(Data about app and page elements)
[Start of section]

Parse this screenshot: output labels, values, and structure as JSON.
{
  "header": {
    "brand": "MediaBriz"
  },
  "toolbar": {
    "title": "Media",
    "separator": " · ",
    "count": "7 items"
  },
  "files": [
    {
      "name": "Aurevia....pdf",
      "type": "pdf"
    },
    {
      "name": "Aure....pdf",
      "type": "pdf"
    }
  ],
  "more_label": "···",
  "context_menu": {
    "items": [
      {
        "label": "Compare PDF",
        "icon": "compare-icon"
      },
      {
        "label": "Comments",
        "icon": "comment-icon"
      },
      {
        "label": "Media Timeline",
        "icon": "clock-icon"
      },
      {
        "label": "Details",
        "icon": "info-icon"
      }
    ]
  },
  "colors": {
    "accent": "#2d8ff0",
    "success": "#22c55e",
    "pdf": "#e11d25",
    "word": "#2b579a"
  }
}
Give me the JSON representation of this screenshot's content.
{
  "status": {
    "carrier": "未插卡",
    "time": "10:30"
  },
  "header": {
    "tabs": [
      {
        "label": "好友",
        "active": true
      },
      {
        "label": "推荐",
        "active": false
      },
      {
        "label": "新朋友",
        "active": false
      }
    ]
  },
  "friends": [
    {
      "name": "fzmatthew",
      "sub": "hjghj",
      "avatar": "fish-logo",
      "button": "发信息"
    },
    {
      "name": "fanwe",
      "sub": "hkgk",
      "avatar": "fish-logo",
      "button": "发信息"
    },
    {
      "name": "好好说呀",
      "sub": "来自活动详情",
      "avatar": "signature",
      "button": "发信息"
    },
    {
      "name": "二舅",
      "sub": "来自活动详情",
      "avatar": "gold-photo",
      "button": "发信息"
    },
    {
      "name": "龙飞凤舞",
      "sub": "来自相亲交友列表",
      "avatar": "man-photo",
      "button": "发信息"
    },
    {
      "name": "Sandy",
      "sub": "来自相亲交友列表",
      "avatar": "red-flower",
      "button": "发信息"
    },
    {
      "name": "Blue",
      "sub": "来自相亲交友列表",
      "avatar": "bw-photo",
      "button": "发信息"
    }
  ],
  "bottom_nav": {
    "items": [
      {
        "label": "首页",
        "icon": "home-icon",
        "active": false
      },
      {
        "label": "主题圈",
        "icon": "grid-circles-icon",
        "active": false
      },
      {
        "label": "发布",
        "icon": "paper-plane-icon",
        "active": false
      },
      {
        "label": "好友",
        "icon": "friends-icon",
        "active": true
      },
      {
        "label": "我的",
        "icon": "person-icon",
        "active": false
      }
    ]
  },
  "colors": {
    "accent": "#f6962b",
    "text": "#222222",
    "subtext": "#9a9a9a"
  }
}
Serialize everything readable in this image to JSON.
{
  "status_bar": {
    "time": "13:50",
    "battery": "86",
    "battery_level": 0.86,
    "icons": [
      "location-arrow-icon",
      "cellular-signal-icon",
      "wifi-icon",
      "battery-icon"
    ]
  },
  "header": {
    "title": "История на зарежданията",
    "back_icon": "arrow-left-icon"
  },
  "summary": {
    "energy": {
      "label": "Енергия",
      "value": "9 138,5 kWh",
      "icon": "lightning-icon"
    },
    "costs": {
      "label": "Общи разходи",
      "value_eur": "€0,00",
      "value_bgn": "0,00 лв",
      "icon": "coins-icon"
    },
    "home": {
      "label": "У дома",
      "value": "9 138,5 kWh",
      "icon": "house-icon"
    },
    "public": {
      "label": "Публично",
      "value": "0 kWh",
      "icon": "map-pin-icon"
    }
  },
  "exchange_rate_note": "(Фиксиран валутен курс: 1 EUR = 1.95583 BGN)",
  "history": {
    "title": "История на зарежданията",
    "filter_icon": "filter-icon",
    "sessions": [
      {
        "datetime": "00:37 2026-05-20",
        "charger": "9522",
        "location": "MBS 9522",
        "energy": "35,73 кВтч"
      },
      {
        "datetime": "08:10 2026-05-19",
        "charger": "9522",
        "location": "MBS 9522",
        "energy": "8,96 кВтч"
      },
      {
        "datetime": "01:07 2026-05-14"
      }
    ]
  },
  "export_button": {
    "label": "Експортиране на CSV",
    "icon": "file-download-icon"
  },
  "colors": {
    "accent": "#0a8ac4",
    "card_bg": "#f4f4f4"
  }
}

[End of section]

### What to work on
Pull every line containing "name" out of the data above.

### Exercise answer
      "name": "Aurevia....pdf",
      "name": "Aure....pdf",
      "name": "fzmatthew",
      "name": "fanwe",
      "name": "好好说呀",
      "name": "二舅",
      "name": "龙飞凤舞",
      "name": "Sandy",
      "name": "Blue",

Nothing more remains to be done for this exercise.